By Erin Madigan
Wyoming state Rep. Rosie Berger (R) is tired of losing teenagers
to traffic fatalities. Over the past 18 months, 13 teenagers
from her district Sheridan County died in car
accidents. Its a statistic the legislator is zealous
I saw these young people perishing because of what I
thought was inexperience (behind the wheel), Berger
told Stateline.org. I thought, What can we do
as policymakers to prevent this from happening again?
Berger is one of dozens of state lawmakers across the country
who thinks the answer to reducing thousands of teen traffic
deaths each year is to strengthen restrictions on inexperienced,
novice drivers. In 2002, 8,278 15 to 20-year-olds died in
traffic crashes nationally, according to the National Highway
Traffic Safety Association. Motor vehicle crashes are the
leading cause of death among this age group.
Along with other restrictions, Bergers bill would require
Wyoming teens to earn full driving privileges incrementally
in what is known as a graduated drivers license. Since
the early 1990s more than 38 states have imposed some type
of graduated drivers license.
Recently, legislatures have begun to strengthen the framework
of their graduated license systems by proposing even stricter
rules, such as reducing the nighttime hours teen drivers are
allowed on the road, limiting the number of peers a teen driver
can carry and banning teens from talking on cell phones when
theyre behind the wheel, said Melissa Savage, a transportation
policy analyst at the National Conference of State Legislatures.
We all know a tragic story of a young person whos
been lost because of a crash, and I think thats part
of the reason this is gaining momentum, said Jonathan
Adkins, spokesman for the Governors Highway Safety Association.
These measures are something state legislatures can
do that can save a lot of lives, and whos not for that?
Half of the states already have teen passenger limit laws
on the books, and at least 16 states will consider such legislation
this year, according to recent AAA data.

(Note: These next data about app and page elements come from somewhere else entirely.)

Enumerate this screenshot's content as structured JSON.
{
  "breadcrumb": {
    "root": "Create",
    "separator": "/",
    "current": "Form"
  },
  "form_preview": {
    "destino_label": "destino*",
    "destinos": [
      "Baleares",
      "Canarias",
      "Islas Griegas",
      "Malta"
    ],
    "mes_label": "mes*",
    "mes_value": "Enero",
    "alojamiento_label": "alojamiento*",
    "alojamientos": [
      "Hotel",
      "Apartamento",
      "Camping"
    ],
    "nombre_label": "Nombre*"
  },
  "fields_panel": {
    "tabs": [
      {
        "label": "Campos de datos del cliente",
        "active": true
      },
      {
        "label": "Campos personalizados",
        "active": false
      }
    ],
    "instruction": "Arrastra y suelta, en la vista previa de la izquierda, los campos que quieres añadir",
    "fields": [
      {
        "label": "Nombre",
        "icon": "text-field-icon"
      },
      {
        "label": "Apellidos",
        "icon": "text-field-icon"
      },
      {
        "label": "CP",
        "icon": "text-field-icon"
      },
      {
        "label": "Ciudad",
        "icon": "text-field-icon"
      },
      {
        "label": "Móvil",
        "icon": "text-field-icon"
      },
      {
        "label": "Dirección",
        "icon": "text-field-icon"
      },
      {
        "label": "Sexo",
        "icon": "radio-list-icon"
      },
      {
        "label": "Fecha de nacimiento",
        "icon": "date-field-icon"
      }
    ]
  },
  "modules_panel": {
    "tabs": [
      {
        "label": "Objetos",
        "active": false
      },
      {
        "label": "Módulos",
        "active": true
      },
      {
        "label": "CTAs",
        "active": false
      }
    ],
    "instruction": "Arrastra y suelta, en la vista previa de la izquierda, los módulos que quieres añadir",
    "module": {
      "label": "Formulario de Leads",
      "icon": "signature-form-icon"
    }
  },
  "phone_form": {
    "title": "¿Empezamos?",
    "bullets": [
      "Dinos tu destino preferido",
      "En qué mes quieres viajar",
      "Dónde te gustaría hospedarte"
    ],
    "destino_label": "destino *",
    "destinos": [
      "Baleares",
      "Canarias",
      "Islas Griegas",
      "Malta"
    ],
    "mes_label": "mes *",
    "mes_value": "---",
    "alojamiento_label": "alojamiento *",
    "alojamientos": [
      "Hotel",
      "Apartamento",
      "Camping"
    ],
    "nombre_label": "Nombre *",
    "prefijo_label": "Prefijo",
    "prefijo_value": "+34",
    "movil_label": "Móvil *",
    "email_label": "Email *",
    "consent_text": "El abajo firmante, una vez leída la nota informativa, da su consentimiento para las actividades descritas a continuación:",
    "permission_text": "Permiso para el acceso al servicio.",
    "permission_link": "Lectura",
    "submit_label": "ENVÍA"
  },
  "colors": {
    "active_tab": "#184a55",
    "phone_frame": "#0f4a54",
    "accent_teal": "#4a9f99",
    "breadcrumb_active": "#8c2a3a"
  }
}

California was the
first state to impose significant teen passenger restrictions
in 1999, and teen deaths and injuries in the Golden State
have dropped 23 percent, AAA said.
Only two states Maine and New Jersey currently
ban cell phone use by teen drivers, but experts watching the
issue expect anti-cell phone legislation to boom in 2004.
In Colorado, for example, state Rep. Michael Garcia (D), who
has pushed unsuccessfully to require all drivers to use hands-free
cell phone equipment when driving, is now sponsoring a bill
that would ban cell phone use by novice drivers. He said hes
cautiously optimistic about the bill because he has support
from the National Transportation Safety Board, but he does
expect opposition in the legislature. Similar measures have
been introduced in Nebraska and Wisconsin.
Maryland is also considering strengthening its existing restrictions
on teen drivers. State Rep. Adrienne Mandel (D) proposed legislation
that would prohibit newly licensed drivers from carrying other
passengers under 18 years old for the first six months. She
said passenger limits would fill a glaring gap
in the states teen licensing law.
Many teens feel that they are invulnerable. We know
theyre inexperienced drivers, and theyre highly
distracted by peers in the car, Mandel told Stateline.org.
In Wyoming, safety advocates are hoping the third time will
be the charm. A graduated drivers license system failed
to gain legislative approval twice before.
Wyoming is a pretty conservative state, a pretty traditional
state, and they dont adopt change just because its
a good thing to do, said Lorrie Pozarik, director of
a non-profit advocacy group called Injury Prevention Resources
of Wyoming and a supporter of teen driving restrictions.
Pozarik said much of last years opposition in the largely
rural state came from legislators concerned that the rules
would impede personal freedom and make it even more difficult
for farm and ranch kids to get to work, church or school.
But Rep. Berger said this years legislation makes exceptions,
with parental or school approval, for teens who need to drive
to work or school.
Wyoming state Rep. Elaine Harvey (R) is opposed to the legislation
and said targeting illegal activities such as drug and alcohol
abuse would be more effective in reducing teen deaths.
You have the kids who dont want to take responsibility
for their actions, however this law is not going to change
their actions much, Harvey said. I think that
if we were in a more urban setting, there would be just cause
for this. But in our very rural setting it doesnt fit